Individual Author Record
Name: Stephen M CaliendoPen Name: None Genre: Non-Fiction Other Born: 1971 Pittsburgh, Pennsylvania Sites:
Illinois ConnectionProfessor Caliendo teaches Political Science at North Central College in Naperville. He lives in Chicago, Illinois.
Biographical and Professional InformationStephen Maynard Caliendo grew up in a Western Pennsylvania exurb and later attended Clarion University to study English literature and political science. He earned Master's and Ph.D. degrees in political science from Purdue University and has taught at the University of Missouri--St. Louis and Avila University. With Charlton D. McIlwain (New York University), Caliendo is co-director of The Project on Race in Political Communication (RaceProject.org), which seeks to provide information, through social science research and public commentary, about the way race and politics interact with communication.Dr. Caliendo is also a regular analyst for international, national, state and local media outlets including National Public Radio, Al Jazeera English, Radio France Internationale and The Washington Post.Look for his forthcoming book Inequality in America: Fulfilling Democracy's Promise (Westview, 2012)!
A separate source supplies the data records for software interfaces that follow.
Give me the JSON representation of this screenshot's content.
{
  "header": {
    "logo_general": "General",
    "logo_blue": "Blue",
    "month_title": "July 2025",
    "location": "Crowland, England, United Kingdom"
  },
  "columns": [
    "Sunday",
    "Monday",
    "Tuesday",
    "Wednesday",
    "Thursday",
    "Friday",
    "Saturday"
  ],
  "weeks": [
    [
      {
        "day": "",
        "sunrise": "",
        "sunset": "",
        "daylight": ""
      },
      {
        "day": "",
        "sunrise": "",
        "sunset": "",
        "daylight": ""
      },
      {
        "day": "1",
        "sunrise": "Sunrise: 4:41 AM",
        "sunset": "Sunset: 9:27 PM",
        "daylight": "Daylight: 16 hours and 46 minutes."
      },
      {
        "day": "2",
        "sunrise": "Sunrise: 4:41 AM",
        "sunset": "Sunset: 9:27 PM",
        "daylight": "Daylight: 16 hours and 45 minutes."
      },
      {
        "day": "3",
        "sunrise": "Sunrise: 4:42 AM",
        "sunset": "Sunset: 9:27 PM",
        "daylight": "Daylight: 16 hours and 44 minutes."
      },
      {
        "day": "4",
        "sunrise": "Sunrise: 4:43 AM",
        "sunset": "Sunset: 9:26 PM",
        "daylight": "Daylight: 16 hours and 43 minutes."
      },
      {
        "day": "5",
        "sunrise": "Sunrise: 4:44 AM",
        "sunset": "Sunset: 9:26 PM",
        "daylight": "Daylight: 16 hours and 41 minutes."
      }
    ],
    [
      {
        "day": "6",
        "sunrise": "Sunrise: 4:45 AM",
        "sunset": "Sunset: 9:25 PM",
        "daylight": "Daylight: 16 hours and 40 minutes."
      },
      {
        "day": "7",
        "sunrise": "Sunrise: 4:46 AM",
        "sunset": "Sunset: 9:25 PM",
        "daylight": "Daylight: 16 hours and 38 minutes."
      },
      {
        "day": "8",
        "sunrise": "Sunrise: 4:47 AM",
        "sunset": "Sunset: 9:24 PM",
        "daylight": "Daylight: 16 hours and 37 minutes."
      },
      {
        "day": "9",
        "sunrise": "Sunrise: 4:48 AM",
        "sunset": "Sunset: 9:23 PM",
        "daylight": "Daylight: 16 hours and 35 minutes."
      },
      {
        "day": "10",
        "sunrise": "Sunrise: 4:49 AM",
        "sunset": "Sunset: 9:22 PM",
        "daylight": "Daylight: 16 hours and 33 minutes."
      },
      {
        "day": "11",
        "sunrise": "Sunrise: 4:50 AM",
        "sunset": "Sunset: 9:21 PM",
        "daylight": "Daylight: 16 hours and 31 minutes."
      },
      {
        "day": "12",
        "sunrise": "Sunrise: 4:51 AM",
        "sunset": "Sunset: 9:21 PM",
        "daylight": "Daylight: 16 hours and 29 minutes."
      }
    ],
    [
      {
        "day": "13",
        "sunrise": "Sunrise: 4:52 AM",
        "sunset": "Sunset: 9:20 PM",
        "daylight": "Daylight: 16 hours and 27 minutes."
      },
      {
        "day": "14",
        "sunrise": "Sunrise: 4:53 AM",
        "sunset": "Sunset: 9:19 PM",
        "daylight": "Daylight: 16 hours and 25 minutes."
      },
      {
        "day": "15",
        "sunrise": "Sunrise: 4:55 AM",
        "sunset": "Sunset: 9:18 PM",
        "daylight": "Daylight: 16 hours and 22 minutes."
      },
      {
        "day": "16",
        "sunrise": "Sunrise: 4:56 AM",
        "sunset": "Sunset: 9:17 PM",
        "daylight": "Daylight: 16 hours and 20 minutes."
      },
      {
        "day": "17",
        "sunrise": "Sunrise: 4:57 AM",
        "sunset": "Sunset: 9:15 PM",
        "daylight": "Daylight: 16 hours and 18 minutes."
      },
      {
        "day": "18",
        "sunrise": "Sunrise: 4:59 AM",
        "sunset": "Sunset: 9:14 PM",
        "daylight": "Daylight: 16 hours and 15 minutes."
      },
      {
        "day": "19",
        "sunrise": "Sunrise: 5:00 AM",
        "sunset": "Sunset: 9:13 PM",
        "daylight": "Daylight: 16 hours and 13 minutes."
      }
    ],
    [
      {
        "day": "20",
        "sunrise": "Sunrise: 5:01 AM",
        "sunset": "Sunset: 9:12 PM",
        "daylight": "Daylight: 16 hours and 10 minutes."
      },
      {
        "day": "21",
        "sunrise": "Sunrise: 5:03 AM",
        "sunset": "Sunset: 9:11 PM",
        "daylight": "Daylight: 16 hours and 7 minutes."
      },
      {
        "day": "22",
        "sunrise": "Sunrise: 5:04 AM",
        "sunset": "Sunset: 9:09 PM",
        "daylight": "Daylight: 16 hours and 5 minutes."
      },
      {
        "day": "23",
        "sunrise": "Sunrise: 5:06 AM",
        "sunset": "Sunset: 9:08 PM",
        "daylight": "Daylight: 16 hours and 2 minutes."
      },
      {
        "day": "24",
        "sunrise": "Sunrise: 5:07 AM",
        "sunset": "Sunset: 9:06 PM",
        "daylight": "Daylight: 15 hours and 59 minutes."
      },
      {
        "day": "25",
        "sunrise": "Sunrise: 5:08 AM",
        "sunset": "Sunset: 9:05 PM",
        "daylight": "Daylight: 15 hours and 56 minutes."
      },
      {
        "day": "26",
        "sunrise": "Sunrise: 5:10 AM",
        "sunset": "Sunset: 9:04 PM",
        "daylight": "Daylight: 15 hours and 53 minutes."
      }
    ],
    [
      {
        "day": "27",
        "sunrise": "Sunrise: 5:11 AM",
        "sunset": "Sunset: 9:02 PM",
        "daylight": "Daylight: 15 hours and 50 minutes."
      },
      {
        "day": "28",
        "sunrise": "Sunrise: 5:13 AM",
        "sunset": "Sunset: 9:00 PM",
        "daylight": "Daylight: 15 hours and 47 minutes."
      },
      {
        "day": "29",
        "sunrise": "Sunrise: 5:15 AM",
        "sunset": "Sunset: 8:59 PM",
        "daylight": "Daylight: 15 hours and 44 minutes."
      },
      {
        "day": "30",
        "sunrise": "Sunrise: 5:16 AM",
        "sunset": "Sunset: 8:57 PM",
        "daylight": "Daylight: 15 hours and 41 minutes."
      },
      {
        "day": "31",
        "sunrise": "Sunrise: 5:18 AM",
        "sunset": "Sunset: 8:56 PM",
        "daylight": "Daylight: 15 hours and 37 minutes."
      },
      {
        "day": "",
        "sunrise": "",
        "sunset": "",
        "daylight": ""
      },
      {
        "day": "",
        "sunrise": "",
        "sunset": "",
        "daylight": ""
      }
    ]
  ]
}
- Teachers Matter: The Trouble with Leaving Political Education to the Coaches , Praeger, 2000
- The Routledge Companion to Race and Ethnicity , Routeledge, 2010
- Race Appeal: How Candidates Invoke Race in U.S. Political Campaigns (With Charlton McIlwain) , Temple University Press, 2011
Titles At Your Library
Teachers Matter: The Trouble with Leaving Political Education to the Coaches
ISBN: 027596907X Praeger Publishers. 2000
Caliendo examines the results of a comprehensive study of how students learn about American Government. The working premise is that while many political attitudes formed during adolescent socialization are open to change throughout one's life, latent attitudes that are not salient and, thus, are not challenged with new information provided by media or other communications are more likely to persist into adulthood. He focuses on diffuse support for the United States Supreme Court and argues that how students are taught about the Court in high school is likely to have a particularly lasting effect due to the Court's relative invisibility.
Drawing from interviews with teachers, analysis of Government textbooks, and student surveys, the findings suggest that teachers make a difference in how students perceive parts of the political system (particularly the Supreme Court). This is particularly relevant for more abstract parts of the system since those types of attitudes are unlikely to be challenged through the mass media throughout one's life. Normative discussion of the role of schools in educating for democracy suggests that there is a problem of priority as well as approach. Putting social science on the back burner may have important ramifications, as students are not asked to think critically about the American political system and their role within it. Of particular interest to scholars, researchers, and policy makers involved with social science education and political socialization.
The Routledge Companion to Race and Ethnicity (Routledge Companions)
ISBN: 0415777070 Routledge. 2010
The Routledge Companion to Race and Ethnicity is a comprehensive guide to the increasingly relevant, broad and ever changing terrain of studies surrounding race and ethnicity. Comprising a series of essays and a critical dictionary of key names and terms written by respected scholars from a range of academic disciplines, this book provides a thought provoking introduction to the field, and covers:
Fully cross referenced throughout, with suggestions for further reading and international examples, this book is indispensible reading for all those studying issues of race and ethnicity across the humanities and social and political sciences.
Race Appeal: How Candidates Invoke Race in U.S. Political Campaigns
ISBN: 1439902763 Temple University Press. 2011 Why, when, and how often candidates use race appeals and how the electorate responds